Body & Design

The D40/D40X are the most compact Nikon digital SLRs to date. They are proof that you can build a compact digital SLR without compromising comfort or ergonomics (well at least if your lens mount isn't too large). Built to the high standards we've come to expect from Nikon the D40X uses high grade plastic in its construction (wrapped around a metal frame) and has tight seams with no rattles or creaks.

Side by side

Your eyes do not deceive you, the D40 and D40X, apart from the badge the D40 and D40X are identical, down to the last button, dial and screw. The Nikon design still looks better to me, with cleaner lines and better ergonomics, note the additional width to the grip.

Camera Dimensions
(W x H x D)
Body weight
(inc. battery & card)
Olympus E-500 130 x 95 x 66 mm (5.1 x 3.7 x 2.6 in) 479 g (1.1 lb)
Nikon D40 / D40X 126 x 94 x 64 mm (5.0 x 3.7 x 2.5 in) 524 g (1.2 lb)
Canon EOS 350D 127 x 94 x 64 mm (5.0 x 3.7 x 2.5 in) 540 g (1.2 lb)
Canon EOS 400D 127 x 94 x 65 mm (5.0 x 3.7 x 2.5 in) 556 g (1.2 lb)
Sony DSLR-A100 133 x 95 x 71 mm (5.2 x 3.7 x 2.8 in) 638 g (1.4 lb)
Pentax K100D 129 x 93 x 70 mm (5.0 x 3.7 x 2.8 in) 660 g (1.5 lb)
Nikon D80 132 x 103 x 77 mm (5.2 x 4.1 x 3.0 in) 668 g (1.5 lb)
Nikon D70 / D70s 140 x 111 x 78 mm (5.5 x 4.4 x 3.1 in) 679 g (1.5 lb)

The image below shows the two contenders in the ten megapixel DSLR slugfest which is now official on, the Canon EOS 400D (Digital Rebel XTi) and Nikon D40X with their respective 18-55 mm kit lenses.

In your hand
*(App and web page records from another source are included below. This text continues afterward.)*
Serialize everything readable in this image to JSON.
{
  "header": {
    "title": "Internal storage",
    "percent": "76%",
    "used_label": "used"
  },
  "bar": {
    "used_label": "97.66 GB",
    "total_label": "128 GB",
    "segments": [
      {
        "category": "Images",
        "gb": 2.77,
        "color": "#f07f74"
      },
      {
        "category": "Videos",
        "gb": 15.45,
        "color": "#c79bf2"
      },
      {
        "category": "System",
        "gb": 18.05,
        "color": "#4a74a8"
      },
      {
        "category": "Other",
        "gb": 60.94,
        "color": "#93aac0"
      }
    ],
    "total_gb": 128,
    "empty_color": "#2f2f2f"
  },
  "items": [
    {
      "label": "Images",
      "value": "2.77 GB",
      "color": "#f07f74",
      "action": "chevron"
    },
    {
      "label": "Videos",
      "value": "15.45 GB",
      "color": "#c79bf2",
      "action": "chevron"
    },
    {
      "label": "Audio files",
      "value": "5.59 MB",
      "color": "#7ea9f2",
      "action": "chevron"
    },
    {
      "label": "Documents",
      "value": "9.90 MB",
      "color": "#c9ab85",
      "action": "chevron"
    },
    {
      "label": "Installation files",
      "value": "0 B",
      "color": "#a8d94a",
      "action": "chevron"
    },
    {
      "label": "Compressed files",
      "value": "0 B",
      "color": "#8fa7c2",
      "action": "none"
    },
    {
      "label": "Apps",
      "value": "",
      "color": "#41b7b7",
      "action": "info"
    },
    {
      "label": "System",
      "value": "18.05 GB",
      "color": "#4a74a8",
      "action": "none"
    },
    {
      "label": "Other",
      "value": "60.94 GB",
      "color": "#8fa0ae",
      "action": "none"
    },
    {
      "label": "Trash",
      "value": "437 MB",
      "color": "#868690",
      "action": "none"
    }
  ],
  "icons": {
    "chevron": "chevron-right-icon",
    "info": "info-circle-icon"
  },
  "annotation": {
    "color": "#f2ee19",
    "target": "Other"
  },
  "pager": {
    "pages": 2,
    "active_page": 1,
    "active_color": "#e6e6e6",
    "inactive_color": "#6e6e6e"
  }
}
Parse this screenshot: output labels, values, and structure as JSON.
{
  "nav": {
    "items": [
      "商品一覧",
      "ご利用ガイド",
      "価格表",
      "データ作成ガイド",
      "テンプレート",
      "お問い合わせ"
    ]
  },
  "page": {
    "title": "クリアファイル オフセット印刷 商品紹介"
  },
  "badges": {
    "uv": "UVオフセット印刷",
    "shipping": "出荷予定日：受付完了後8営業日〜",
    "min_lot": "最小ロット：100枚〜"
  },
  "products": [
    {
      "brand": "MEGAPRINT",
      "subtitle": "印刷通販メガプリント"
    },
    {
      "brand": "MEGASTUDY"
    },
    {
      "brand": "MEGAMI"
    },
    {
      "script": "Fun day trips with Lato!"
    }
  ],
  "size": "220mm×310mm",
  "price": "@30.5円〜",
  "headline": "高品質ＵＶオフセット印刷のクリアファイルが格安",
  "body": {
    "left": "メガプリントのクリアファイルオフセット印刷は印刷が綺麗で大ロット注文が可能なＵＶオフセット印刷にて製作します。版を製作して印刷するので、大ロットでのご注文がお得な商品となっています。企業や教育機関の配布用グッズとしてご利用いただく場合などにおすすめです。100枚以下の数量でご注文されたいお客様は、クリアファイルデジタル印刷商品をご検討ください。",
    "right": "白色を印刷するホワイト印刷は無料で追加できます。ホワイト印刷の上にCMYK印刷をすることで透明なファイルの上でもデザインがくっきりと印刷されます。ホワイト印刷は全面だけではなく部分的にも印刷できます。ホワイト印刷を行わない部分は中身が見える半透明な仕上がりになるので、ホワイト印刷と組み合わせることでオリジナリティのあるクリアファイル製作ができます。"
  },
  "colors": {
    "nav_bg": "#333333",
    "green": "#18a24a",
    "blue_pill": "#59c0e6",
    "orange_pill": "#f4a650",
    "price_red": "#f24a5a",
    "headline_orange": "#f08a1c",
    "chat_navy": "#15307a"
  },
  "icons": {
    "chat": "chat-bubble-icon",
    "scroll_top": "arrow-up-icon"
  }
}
I may be getting a bit repetitive but with the D40/D40X design Nikon have proved that it is possible to make a compact digital SLR with a comfortable grip. Nikon may have a slight real estate advantage over Canon because of their smaller lens mount but whatever the case it's clear that they weren't going to compromise comfort, the D40X's grip is smaller than that found on the D50 but is considerably better than that found on the EOS 400D (Digital Rebel XTi). A plastic body is par for the course at this price point but there's a range of different plastics and that used by Nikon feels more robust and higher quality.

LCD Monitor

The D40X's 2.5" LCD monitor dominates the rear of the camera, filling the space between the viewfinder and bottom and a considerable amount of horizontal real estate. That said Nikon still managed to stick with the oversized buttons down the left side. As per the D40, the D40X does away with the separate 'control panel' LCD display, instead the LCD monitor performs this function during shooting.

Camera information display

Press the 'info' button on the top of the camera and you will by default see an information screen similar to the one on the left below. This provides an overview of camera settings as well as a graphic representation of shutter speed (the line surrounding the aperture) and aperture. Press the 'set' (magnify) button and you can navigate around this screen to change settings such as image quality, white balance, ISO, drive mode etc. You can alternatively choose the 'classic' info display format which does away with the graphical representation of shutter speed and aperture and instead looks more like a standard control panel.

Graphic display format Classic display format

The diagram below shows a breakdown of all the potential information displayed in the 'Graphic' display mode.

1 Focus area display 14 AF-area mode
2 Shutter speed 15 Focus mode
3 Electronic meter / compensation 16 Shooting mode
4 Aperture 17 ISO sensitivity
5 Mode 18 White balance mode
6 Shutter-speed display (graphic) 19 Image size
7 Aperture display (graphic) 20 Image quality
8 Flash compensation value 21 Battery indicator
9 Flash sync mode 22 Beep indicator
10 Exposure compensation value 23 Optimize image preset indicator
11 Help indicator 24 Auto ISO sensitivity indicator
12 Frames remaining / Preset WB rec / PC 25 Manual flash control / External flash comp.
13 Metering mode    

Diagram reproduced with permission from the Nikon D40X user manual.